Hidden from the roadside and encircled with trees, the churchyard is a picture of serenity and repose.
The church of St Oudoceus is reached through the grounds of The Old Rectory. It dates from the 13th century, and was remodelled in the late 14th by the Lord Marcher of Laugharne, Sir Guy de Bryan.
On a ledge by the chancel arch, you will see the oldest part of this church: a Latin and Ogham inscribed stone, thought to date to the 5th/6th century. Until the 19th century, the stone was used as threshold in the south door.
In the chancel is a 14th century effigy of St Margaret Marloes, found in the churchyard in 1838 broken into three pieces. Margaret was the niece of Sir Guy de Bryan, who restored the church in the 1300s. Tradition has it that Sir Guy rebuilt the church for his niece, and that she created a beguinage – a community of like-minded women who lived together without taking vows or withdrawing from the world.
Originally, the church was dedicated to St Oudoceus, but locally is also known as the church of St Margaret Marloes.
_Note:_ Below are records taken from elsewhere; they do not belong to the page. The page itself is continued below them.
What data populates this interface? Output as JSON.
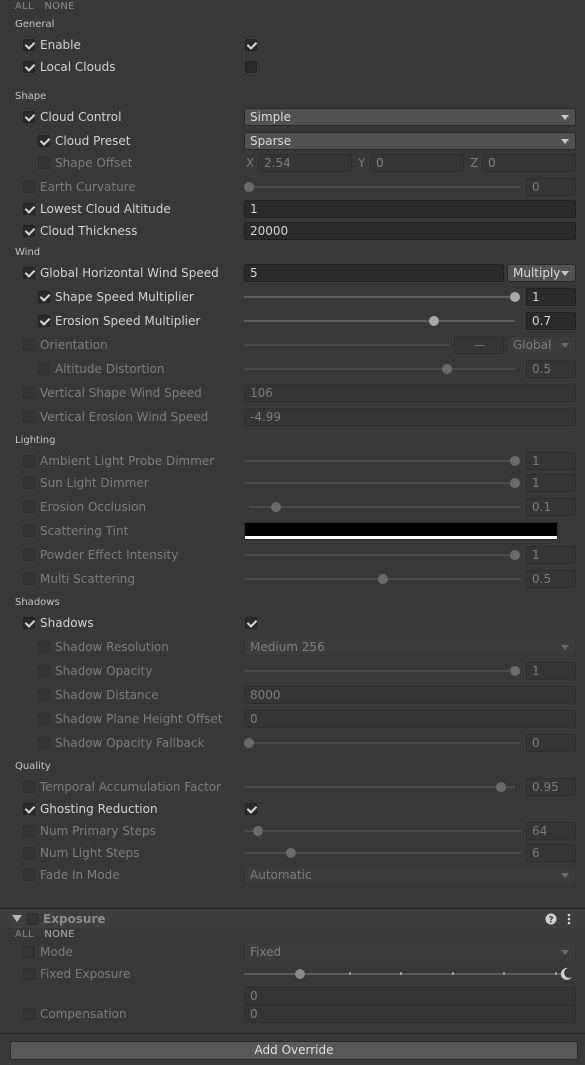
{
  "top_links": {
    "all": "ALL",
    "none": "NONE"
  },
  "sections": {
    "general": "General",
    "shape": "Shape",
    "wind": "Wind",
    "lighting": "Lighting",
    "shadows": "Shadows",
    "quality": "Quality"
  },
  "general": {
    "enable": {
      "label": "Enable"
    },
    "local_clouds": {
      "label": "Local Clouds"
    }
  },
  "shape": {
    "cloud_control": {
      "label": "Cloud Control",
      "value": "Simple"
    },
    "cloud_preset": {
      "label": "Cloud Preset",
      "value": "Sparse"
    },
    "shape_offset": {
      "label": "Shape Offset",
      "x_label": "X",
      "x": "2.54",
      "y_label": "Y",
      "y": "0",
      "z_label": "Z",
      "z": "0"
    },
    "earth_curvature": {
      "label": "Earth Curvature",
      "value": "0",
      "fraction": 0
    },
    "lowest_cloud_altitude": {
      "label": "Lowest Cloud Altitude",
      "value": "1"
    },
    "cloud_thickness": {
      "label": "Cloud Thickness",
      "value": "20000"
    }
  },
  "wind": {
    "global_horizontal_wind_speed": {
      "label": "Global Horizontal Wind Speed",
      "value": "5",
      "mode": "Multiply"
    },
    "shape_speed_multiplier": {
      "label": "Shape Speed Multiplier",
      "value": "1",
      "fraction": 1
    },
    "erosion_speed_multiplier": {
      "label": "Erosion Speed Multiplier",
      "value": "0.7",
      "fraction": 0.7
    },
    "orientation": {
      "label": "Orientation",
      "value": "—",
      "mode": "Global"
    },
    "altitude_distortion": {
      "label": "Altitude Distortion",
      "value": "0.5",
      "fraction": 0.75
    },
    "vertical_shape_wind_speed": {
      "label": "Vertical Shape Wind Speed",
      "value": "106"
    },
    "vertical_erosion_wind_speed": {
      "label": "Vertical Erosion Wind Speed",
      "value": "-4.99"
    }
  },
  "lighting": {
    "ambient_light_probe_dimmer": {
      "label": "Ambient Light Probe Dimmer",
      "value": "1",
      "fraction": 1
    },
    "sun_light_dimmer": {
      "label": "Sun Light Dimmer",
      "value": "1",
      "fraction": 1
    },
    "erosion_occlusion": {
      "label": "Erosion Occlusion",
      "value": "0.1",
      "fraction": 0.1
    },
    "scattering_tint": {
      "label": "Scattering Tint",
      "color": "#000000"
    },
    "powder_effect_intensity": {
      "label": "Powder Effect Intensity",
      "value": "1",
      "fraction": 1
    },
    "multi_scattering": {
      "label": "Multi Scattering",
      "value": "0.5",
      "fraction": 0.5
    }
  },
  "shadows": {
    "shadows": {
      "label": "Shadows"
    },
    "shadow_resolution": {
      "label": "Shadow Resolution",
      "value": "Medium 256"
    },
    "shadow_opacity": {
      "label": "Shadow Opacity",
      "value": "1",
      "fraction": 1
    },
    "shadow_distance": {
      "label": "Shadow Distance",
      "value": "8000"
    },
    "shadow_plane_height_offset": {
      "label": "Shadow Plane Height Offset",
      "value": "0"
    },
    "shadow_opacity_fallback": {
      "label": "Shadow Opacity Fallback",
      "value": "0",
      "fraction": 0
    }
  },
  "quality": {
    "temporal_accumulation_factor": {
      "label": "Temporal Accumulation Factor",
      "value": "0.95",
      "fraction": 0.95
    },
    "ghosting_reduction": {
      "label": "Ghosting Reduction"
    },
    "num_primary_steps": {
      "label": "Num Primary Steps",
      "value": "64",
      "fraction": 0.05
    },
    "num_light_steps": {
      "label": "Num Light Steps",
      "value": "6",
      "fraction": 0.17
    },
    "fade_in_mode": {
      "label": "Fade In Mode",
      "value": "Automatic"
    }
  },
  "exposure": {
    "title": "Exposure",
    "all": "ALL",
    "none": "NONE",
    "mode": {
      "label": "Mode",
      "value": "Fixed"
    },
    "fixed_exposure": {
      "label": "Fixed Exposure",
      "value": "0"
    },
    "compensation": {
      "label": "Compensation",
      "value": "0"
    }
  },
  "add_override": "Add Override"
}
That the church survives at all is due to the efforts of Mrs Weinholt of Corse House in 1882. Newspapers report how the church “resembled a barn more than a House of God”. Mrs Weinholt held a hugely successful fundraising bazaar, which paid for the restoration, and a new oak altar carved by local stonemason, Owen Williams. The altar is decorated with vine-wrapped tracery, doves bearing olive branches, angels, Lily of the Valley, Rose of Sharon, passionflowers and more.
We took this church into our care in 2006.